Exercise prompt ▸ Pull every "status" line out of the data below.

(Data about app and page elements)
═══

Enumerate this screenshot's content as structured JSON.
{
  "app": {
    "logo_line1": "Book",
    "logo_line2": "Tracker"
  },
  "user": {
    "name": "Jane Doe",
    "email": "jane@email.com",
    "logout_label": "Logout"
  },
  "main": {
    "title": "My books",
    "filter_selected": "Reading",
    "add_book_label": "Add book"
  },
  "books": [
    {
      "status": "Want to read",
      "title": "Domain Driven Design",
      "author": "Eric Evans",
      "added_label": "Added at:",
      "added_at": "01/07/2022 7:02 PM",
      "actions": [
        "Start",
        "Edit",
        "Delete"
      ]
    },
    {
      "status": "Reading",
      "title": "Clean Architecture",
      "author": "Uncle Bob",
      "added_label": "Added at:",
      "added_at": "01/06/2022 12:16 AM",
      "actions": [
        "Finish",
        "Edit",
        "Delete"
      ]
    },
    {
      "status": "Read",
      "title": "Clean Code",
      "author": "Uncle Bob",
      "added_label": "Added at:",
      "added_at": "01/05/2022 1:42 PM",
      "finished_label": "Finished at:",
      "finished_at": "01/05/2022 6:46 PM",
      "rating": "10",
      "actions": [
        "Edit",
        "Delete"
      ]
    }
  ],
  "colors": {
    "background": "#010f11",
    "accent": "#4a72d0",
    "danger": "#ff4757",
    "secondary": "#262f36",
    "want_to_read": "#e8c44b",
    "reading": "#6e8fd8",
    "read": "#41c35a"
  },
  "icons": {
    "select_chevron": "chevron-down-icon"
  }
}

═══

Answer to the problem ▸
      "status": "Want to read",
      "status": "Reading",
      "status": "Read",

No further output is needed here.